|Clasificación de EE.UU.||426/394, 222/129, 426/120, 220/505, 220/23.4, 215/6, 220/524, 426/115, 206/217, 426/399|
|Clasificación internacional||B65D81/32, B65D21/02, B65B29/10|
|Clasificación cooperativa||B65B29/10, B65D21/0201, B65D81/3288, B65D2101/0023, B65D81/3205|
|Clasificación europea||B65B29/10, B65D21/02B, B65D81/32L2, B65D81/32B|
|5 Ene 2009||FPAY||Fee payment|

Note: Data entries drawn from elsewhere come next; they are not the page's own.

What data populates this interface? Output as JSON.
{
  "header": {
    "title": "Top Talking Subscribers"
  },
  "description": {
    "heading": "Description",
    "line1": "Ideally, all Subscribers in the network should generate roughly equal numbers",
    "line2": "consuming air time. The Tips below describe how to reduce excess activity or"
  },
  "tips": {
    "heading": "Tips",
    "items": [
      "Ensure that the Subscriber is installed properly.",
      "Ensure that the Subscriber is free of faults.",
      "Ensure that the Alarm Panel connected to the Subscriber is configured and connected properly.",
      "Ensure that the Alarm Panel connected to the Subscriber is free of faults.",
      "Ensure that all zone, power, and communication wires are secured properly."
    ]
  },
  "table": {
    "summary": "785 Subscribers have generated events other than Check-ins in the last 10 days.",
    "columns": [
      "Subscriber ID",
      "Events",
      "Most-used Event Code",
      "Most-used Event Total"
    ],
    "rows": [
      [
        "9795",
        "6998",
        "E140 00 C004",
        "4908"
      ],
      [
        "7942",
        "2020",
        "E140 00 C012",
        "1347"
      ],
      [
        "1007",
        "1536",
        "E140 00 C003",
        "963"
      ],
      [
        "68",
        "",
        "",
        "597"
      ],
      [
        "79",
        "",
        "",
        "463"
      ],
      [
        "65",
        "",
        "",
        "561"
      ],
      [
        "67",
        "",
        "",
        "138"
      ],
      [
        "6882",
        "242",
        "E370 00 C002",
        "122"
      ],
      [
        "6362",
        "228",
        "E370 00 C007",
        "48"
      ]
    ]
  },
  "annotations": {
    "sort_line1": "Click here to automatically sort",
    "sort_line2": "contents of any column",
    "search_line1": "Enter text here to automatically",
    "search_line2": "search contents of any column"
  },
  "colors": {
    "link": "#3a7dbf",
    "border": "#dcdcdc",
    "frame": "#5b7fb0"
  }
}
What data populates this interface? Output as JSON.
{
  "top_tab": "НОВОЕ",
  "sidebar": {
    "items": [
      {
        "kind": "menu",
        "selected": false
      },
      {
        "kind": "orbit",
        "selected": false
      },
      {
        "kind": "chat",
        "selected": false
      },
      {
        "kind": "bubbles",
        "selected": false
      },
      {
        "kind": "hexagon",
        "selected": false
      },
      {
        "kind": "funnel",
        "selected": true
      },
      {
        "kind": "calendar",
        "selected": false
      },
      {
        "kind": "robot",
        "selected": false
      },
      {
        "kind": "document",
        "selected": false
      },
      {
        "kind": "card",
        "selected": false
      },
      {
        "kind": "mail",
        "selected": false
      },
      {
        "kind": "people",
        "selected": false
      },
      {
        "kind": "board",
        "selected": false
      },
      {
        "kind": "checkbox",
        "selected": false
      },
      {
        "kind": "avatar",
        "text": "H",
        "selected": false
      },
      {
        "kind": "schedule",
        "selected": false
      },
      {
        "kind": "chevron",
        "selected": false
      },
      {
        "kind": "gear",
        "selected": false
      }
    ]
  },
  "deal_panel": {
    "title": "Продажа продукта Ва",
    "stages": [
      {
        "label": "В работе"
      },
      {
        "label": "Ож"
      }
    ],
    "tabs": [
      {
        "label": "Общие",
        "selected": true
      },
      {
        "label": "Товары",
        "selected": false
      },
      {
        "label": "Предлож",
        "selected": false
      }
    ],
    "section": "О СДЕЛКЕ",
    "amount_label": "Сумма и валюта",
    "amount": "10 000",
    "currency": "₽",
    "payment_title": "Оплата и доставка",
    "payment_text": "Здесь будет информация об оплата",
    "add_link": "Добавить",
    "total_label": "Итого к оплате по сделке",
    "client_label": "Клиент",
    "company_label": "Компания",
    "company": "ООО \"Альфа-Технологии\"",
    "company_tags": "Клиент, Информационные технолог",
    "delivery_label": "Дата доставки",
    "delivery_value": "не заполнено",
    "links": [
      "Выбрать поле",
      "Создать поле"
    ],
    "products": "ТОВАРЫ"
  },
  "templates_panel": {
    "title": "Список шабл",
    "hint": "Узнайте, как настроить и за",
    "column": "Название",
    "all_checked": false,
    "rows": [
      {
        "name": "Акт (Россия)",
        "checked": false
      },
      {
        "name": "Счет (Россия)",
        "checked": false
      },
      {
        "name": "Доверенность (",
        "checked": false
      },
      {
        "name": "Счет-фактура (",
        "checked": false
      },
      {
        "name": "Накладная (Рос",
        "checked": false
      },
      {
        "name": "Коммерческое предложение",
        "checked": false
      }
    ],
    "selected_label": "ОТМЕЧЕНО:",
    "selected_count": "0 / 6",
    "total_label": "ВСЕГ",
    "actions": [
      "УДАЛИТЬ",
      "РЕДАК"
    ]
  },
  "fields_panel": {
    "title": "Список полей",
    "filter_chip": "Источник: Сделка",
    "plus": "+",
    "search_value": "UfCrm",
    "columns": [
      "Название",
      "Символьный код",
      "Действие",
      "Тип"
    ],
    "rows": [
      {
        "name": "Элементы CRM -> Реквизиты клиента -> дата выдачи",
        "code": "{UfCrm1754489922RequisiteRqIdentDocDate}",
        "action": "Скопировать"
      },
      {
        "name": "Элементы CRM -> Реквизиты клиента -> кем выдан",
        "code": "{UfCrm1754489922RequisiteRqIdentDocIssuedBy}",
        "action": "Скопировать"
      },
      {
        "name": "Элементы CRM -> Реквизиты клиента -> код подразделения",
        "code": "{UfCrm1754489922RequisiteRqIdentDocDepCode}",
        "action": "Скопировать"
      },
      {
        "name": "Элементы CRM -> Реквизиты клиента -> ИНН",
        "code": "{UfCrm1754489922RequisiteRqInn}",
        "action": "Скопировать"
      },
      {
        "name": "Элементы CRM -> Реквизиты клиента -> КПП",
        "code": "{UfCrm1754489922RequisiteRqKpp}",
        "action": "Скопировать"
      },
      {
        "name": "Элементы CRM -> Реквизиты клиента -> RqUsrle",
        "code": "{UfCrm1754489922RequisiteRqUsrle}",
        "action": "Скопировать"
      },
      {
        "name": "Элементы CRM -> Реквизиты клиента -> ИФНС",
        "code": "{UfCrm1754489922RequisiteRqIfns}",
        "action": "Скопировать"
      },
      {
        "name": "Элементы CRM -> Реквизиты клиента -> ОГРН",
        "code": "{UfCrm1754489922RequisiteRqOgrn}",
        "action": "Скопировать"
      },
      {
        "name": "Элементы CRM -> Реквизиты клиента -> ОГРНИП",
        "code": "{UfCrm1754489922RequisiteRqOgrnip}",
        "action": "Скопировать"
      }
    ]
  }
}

Year of fee payment: 4
|18 Feb 2013||REMI||Maintenance fee reminder mailed|
|5 Jul 2013||LAPS||Lapse for failure to pay maintenance fees|
|27 Ago 2013||FP||Expired due to failure to pay maintenance fee|
Effective date: 20130705
|7 Feb 2014||AS||Assignment|
Owner name: GENERAL MILLS, INC., MINNESOTA
Effective date: 20120601
Free format text: ASSIGNMENT OF ASSIGNORS INTEREST;ASSIGNOR:GENERAL MILLS IP HOLDINGS II, LLC;REEL/FRAME:032172/0479
|10 Feb 2014||AS||Assignment|
Effective date: 20120601
Owner name: GENERAL MILLS, INC., MINNESOTA
Free format text: ASSIGNMENT OF ASSIGNORS INTEREST;ASSIGNOR:GENERAL MILLS IP HOLDINGS II, LLC.;REEL/FRAME:032191/0152